'In truth,' Davis explains, 'CSM was been getting worse through the season. I don't know that this is clear to everybody, but in Episode Two [of Season 7], 'Amor Fati,' what was going on was I was getting a transfer of brain DNA from Mulder to me, because Mulder has the immunity from the alien holocaust. And if I make this transfer, I'll get it also. So in the interest of being able to survive I do the transplant.' Davis has a surprising theory about why it didn't work. 'Now, although they haven't said this, my assumption is that the mistake I made was thinking he was my sonbecause if he was, the DNA would match, and I would absorb the immunity. If he wasn't, the DNA would not match and my body would degenerate. That's only my theory. They may still think I'm his father.' He grows conspiratorial. 'But it's funny: they haven't mentioned it since. So I started to get sick.

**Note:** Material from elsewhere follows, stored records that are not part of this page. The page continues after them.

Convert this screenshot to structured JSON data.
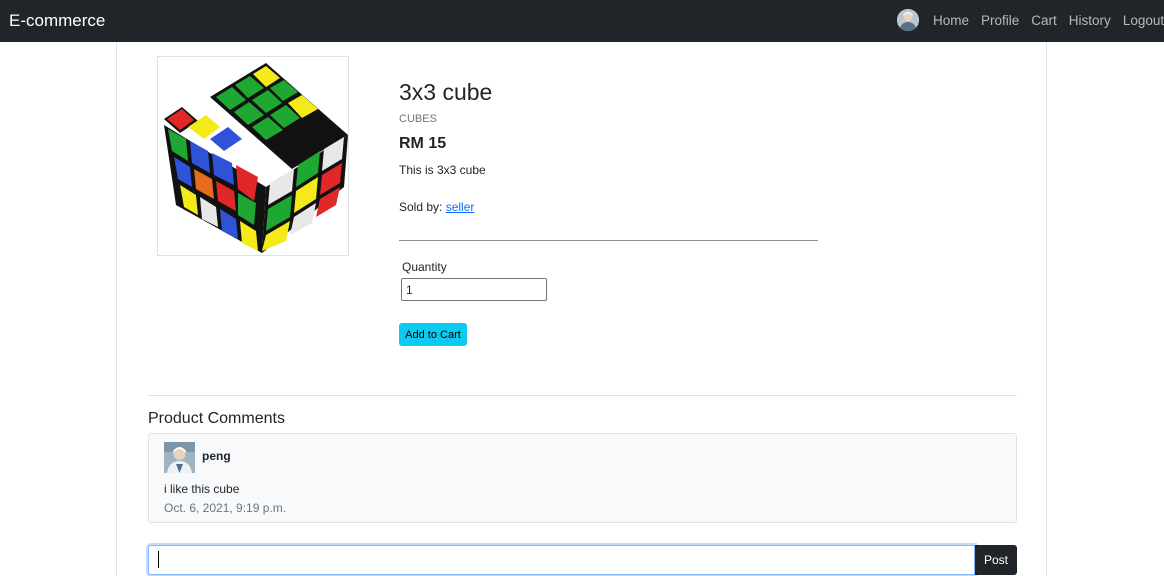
{
  "navbar": {
    "brand": "E-commerce",
    "links": [
      "Home",
      "Profile",
      "Cart",
      "History",
      "Logout"
    ]
  },
  "product": {
    "title": "3x3 cube",
    "category": "CUBES",
    "price": "RM 15",
    "description": "This is 3x3 cube",
    "sold_by_label": "Sold by:",
    "seller": "seller",
    "quantity_label": "Quantity",
    "quantity_value": "1",
    "add_to_cart_label": "Add to Cart"
  },
  "comments": {
    "heading": "Product Comments",
    "items": [
      {
        "user": "peng",
        "text": "i like this cube",
        "date": "Oct. 6, 2021, 9:19 p.m."
      }
    ],
    "input_value": "",
    "post_label": "Post"
  },
  "colors": {
    "navbar_bg": "#212529",
    "button_info": "#0dcaf0",
    "link": "#0d6efd"
  }
}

'First episode you see me in after that, I show up in Scully's apartment and she says, 'You look ill.' And I say 'I am.' And in 'En Ami' I look more sick, and I say I'm dying. But I would have said that anywayin the original version, I tell her I'm dying and it's a lie, just to get her. After that, in just a few weeks, it was a very sudden decline,' Davis says, referring to his final appearance as a wheelchair bound, tracheotomized, dying CSM. 'But the reason they did that I think was, they didn't know if that was the last episode.' Meaning the last episode everlast-minute negotiations between the show's producers and David Duchovny kept the X-FILES in virtual limbo before Duchovny finally signed a unique, light-load deal. 'But it did seem to me a rather serious decline. I hope that Brian Thompson, the actor who plays the alien bounty hunter comes alonghe's my only hope, I think.'

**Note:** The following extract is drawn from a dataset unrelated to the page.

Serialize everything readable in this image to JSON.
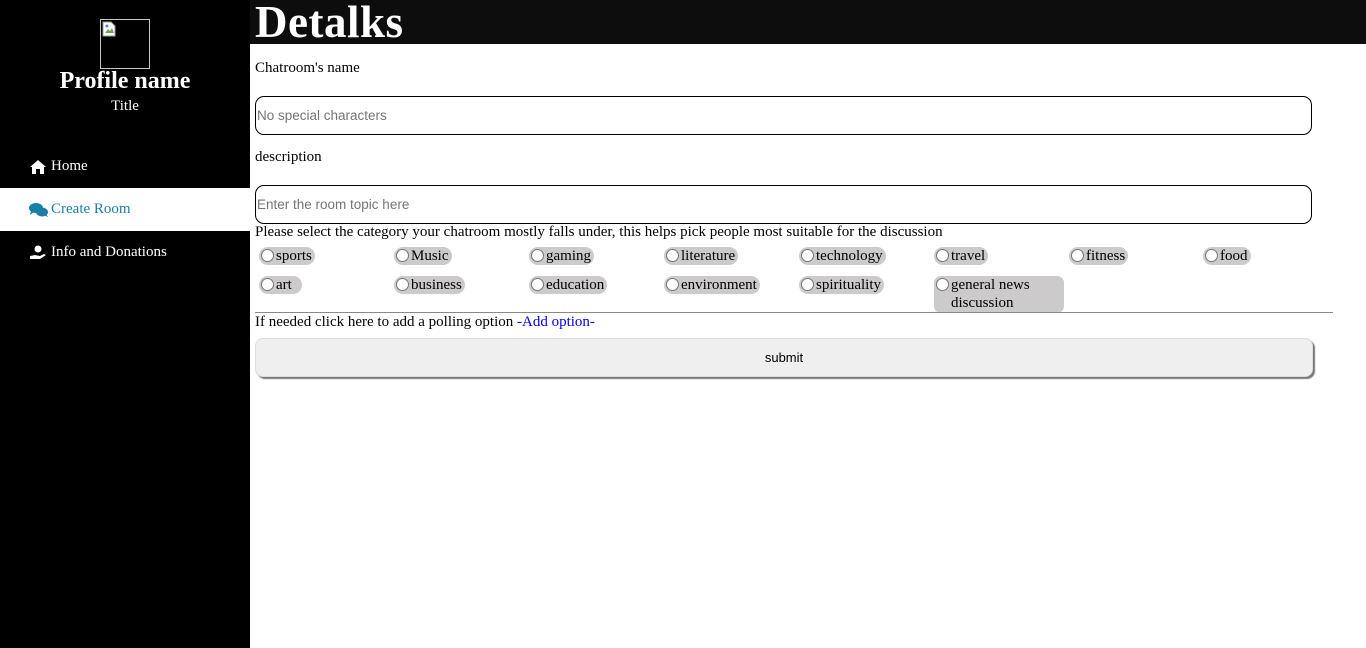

Davis ponders the roller coaster that has been the X-FILES. 'It's settled down now. It's certainly not the phenomenon it was. I mean, X-FILES certainly struck a nerve that I don't think anyone knew it would, including Chris. It hit a particular nerve of the '90s, as people turned to new kinds of information, the Internet, pixels on screen rather than in print. And it became a very unique phenomenon. I think creating a show that captures the imagination is challengingI think the mistake they made in Harsh Realm
[Chris Carter's third, abortive, attempt at a series] was that there wasn't anybody we really liked. We like Mulder and Scully; we get involved in their quest.'
Will it go on? X-FILES will be back, but right now, Davis isn't sure whether CSM will go on. 'This series is having a hard time finishing! It was going to be ended at Season 5, and now it's going to be 8, and I heard something about 9 and 10!' He registers disbelief. His character's 'death' was shot just so there remained the slightest possibility he could survive. 'But I don't know if I'm in the next season. They know the character's popular, but if there's a new story arcwell, I'm tied to Mulder's story. I keep trying to show them ways they could use the character, not necessarily as part of that arc but just as a story.'
Davis continues, 'The other reason I don't know is we didn't know there was even going to be a new season until the very end of this one, and when the end came we all went off on holiday. Now they're just getting back and figuring it all out.'
But it was always thus. 'They tend to be very last-minute [at the X-FILES.] They'll call me and say, 'Hey! We need you next week!'' Davis ponders the future, but he says he 'has always sort of taken what came along next. When I was in college and then a young director, I told myself, 'You need to make a decision about your future.'' He shakes his head again. 'I still haven't made that decision.'